The partial carry-out generator 43 also generates some intermediate carry-out signals for the byte case; specifically, BCO6, 7, 14, 15, 22, 23, 30, 31, 38, 39, 46, 47, 54, 55, 62 and 63. These are coupled to the multiplexers 46, 48 and 49. These signals are generated using ordinary logic which implements the equations shown below in TABLE IV.
In its currently preferred embodiment, the adder is used in connection with the handling of data for multi-media instructions and computer graphics instructions. In some cases, for example, two 16-bit words are combined that may represent colors and some carry-out signals may be used for various reasons in connection with colors. These carry-out signals are provided at the outputs of multiplexers 48 and 49. Multiplexer 48 selects one of three outputs: QCO62, 63 for Q mode; WCO62, 63 for the W mode and BCO62, 63 for the B mode. Multiplexer 49 selects one of two outputs: WCO[14, 15, 30, 31, 46, 47] for the W mode and BCO[14, 15, 30, 31, 46, 47] for the B mode. BCO[6, 7, 22, 23, 38, 39, 54, 55] are provided in all modes.

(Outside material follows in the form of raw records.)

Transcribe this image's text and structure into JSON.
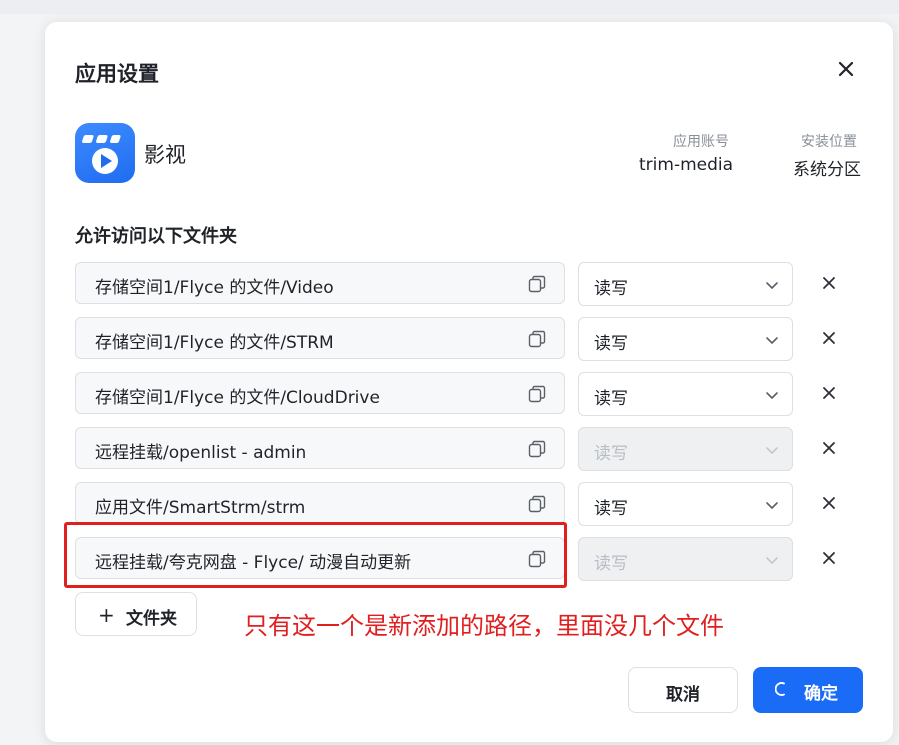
{
  "dialog": {
    "title": "应用设置",
    "app": {
      "name": "影视",
      "icon": "media-app-icon",
      "account_label": "应用账号",
      "account_value": "trim-media",
      "location_label": "安装位置",
      "location_value": "系统分区"
    },
    "section_title": "允许访问以下文件夹",
    "folders": [
      {
        "path": "存储空间1/Flyce 的文件/Video",
        "permission": "读写",
        "disabled": false
      },
      {
        "path": "存储空间1/Flyce 的文件/STRM",
        "permission": "读写",
        "disabled": false
      },
      {
        "path": "存储空间1/Flyce 的文件/CloudDrive",
        "permission": "读写",
        "disabled": false
      },
      {
        "path": "远程挂载/openlist - admin",
        "permission": "读写",
        "disabled": true
      },
      {
        "path": "应用文件/SmartStrm/strm",
        "permission": "读写",
        "disabled": false
      },
      {
        "path": "远程挂载/夸克网盘 - Flyce/ 动漫自动更新",
        "permission": "读写",
        "disabled": true
      }
    ],
    "add_folder_label": "文件夹",
    "annotation_text": "只有这一个是新添加的路径，里面没几个文件",
    "cancel_label": "取消",
    "confirm_label": "确定"
  },
  "colors": {
    "accent": "#1a6cf6",
    "annotation": "#e02020",
    "disabled_bg": "#eef0f2",
    "text_muted": "#8a8f99"
  }
}
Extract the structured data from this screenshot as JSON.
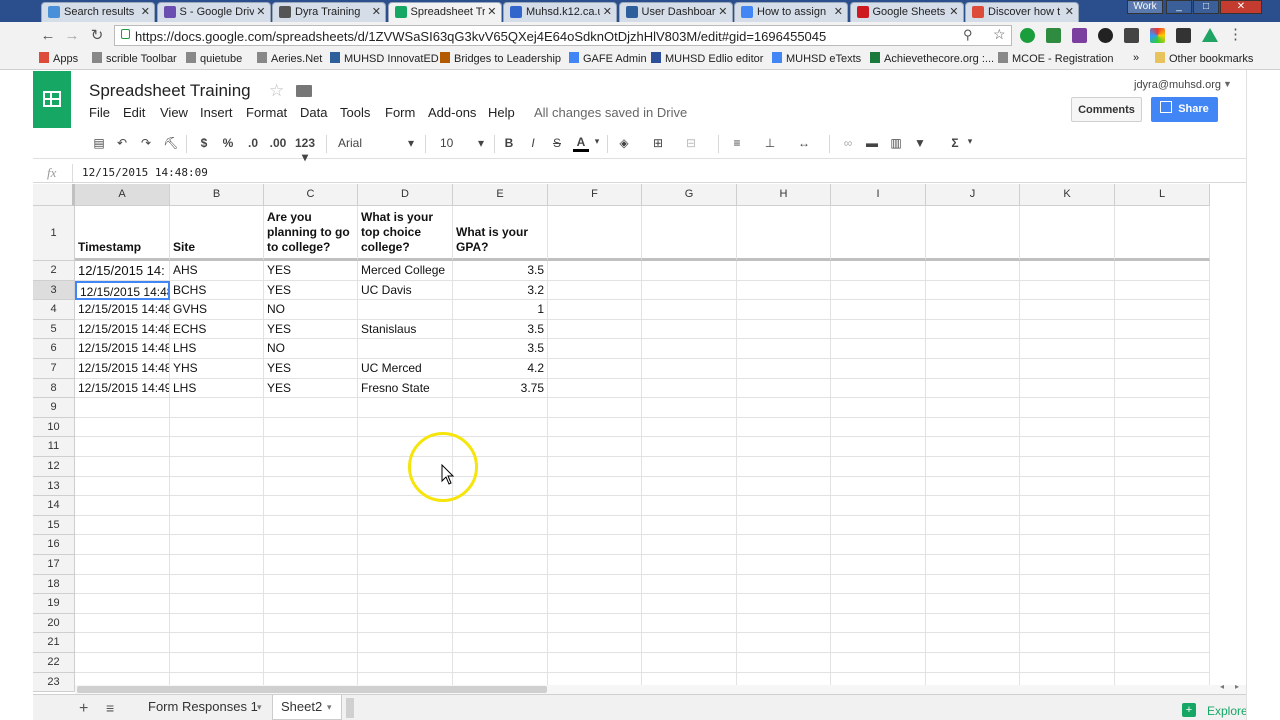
{
  "browser": {
    "tabs": [
      {
        "title": "Search results",
        "color": "#4a90d9"
      },
      {
        "title": "S - Google Driv",
        "color": "#6a4fb0"
      },
      {
        "title": "Dyra Training",
        "color": "#555555"
      },
      {
        "title": "Spreadsheet Tr",
        "color": "#16a765"
      },
      {
        "title": "Muhsd.k12.ca.u",
        "color": "#3366cc"
      },
      {
        "title": "User Dashboar",
        "color": "#2d5f9a"
      },
      {
        "title": "How to assign",
        "color": "#4285f4"
      },
      {
        "title": "Google Sheets",
        "color": "#cc181e"
      },
      {
        "title": "Discover how t",
        "color": "#dd4b39"
      }
    ],
    "profile_label": "Work",
    "url": "https://docs.google.com/spreadsheets/d/1ZVWSaSI63qG3kvV65QXej4E64oSdknOtDjzhHlV803M/edit#gid=1696455045",
    "bookmarks": [
      "Apps",
      "scrible Toolbar",
      "quietube",
      "Aeries.Net",
      "MUHSD InnovatED",
      "Bridges to Leadership",
      "GAFE Admin",
      "MUHSD Edlio editor",
      "MUHSD eTexts",
      "Achievethecore.org :...",
      "MCOE - Registration"
    ],
    "bookmarks_overflow": "»",
    "other_bookmarks": "Other bookmarks"
  },
  "sheets": {
    "title": "Spreadsheet Training",
    "user": "jdyra@muhsd.org",
    "menus": [
      "File",
      "Edit",
      "View",
      "Insert",
      "Format",
      "Data",
      "Tools",
      "Form",
      "Add-ons",
      "Help"
    ],
    "save_status": "All changes saved in Drive",
    "comments_label": "Comments",
    "share_label": "Share",
    "toolbar": {
      "currency": "$",
      "percent": "%",
      "dec_decrease": ".0",
      "dec_increase": ".00",
      "number_format": "123",
      "font": "Arial",
      "font_size": "10",
      "bold": "B",
      "italic": "I",
      "strike": "S",
      "text_color": "A",
      "sum": "Σ"
    },
    "formula": {
      "fx": "fx",
      "value": "12/15/2015 14:48:09"
    },
    "columns": [
      "A",
      "B",
      "C",
      "D",
      "E",
      "F",
      "G",
      "H",
      "I",
      "J",
      "K",
      "L"
    ],
    "rows": [
      "1",
      "2",
      "3",
      "4",
      "5",
      "6",
      "7",
      "8",
      "9",
      "10",
      "11",
      "12",
      "13",
      "14",
      "15",
      "16",
      "17",
      "18",
      "19",
      "20",
      "21",
      "22",
      "23"
    ],
    "header_row": [
      "Timestamp",
      "Site",
      "Are you planning to go to college?",
      "What is your top choice college?",
      "What is your GPA?"
    ],
    "data_rows": [
      [
        "12/15/2015 14:",
        "AHS",
        "YES",
        "Merced College",
        "3.5"
      ],
      [
        "12/15/2015 14:48",
        "BCHS",
        "YES",
        "UC Davis",
        "3.2"
      ],
      [
        "12/15/2015 14:48",
        "GVHS",
        "NO",
        "",
        "1"
      ],
      [
        "12/15/2015 14:48",
        "ECHS",
        "YES",
        "Stanislaus",
        "3.5"
      ],
      [
        "12/15/2015 14:48",
        "LHS",
        "NO",
        "",
        "3.5"
      ],
      [
        "12/15/2015 14:48",
        "YHS",
        "YES",
        "UC Merced",
        "4.2"
      ],
      [
        "12/15/2015 14:49",
        "LHS",
        "YES",
        "Fresno State",
        "3.75"
      ]
    ],
    "sheet_tabs": [
      "Form Responses 1",
      "Sheet2"
    ],
    "active_sheet": "Sheet2",
    "explore_label": "Explore"
  }
}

Thus, an adder has been described that operates as a single 64-bit adder, four 16-bit adders and eight 8-bit adders.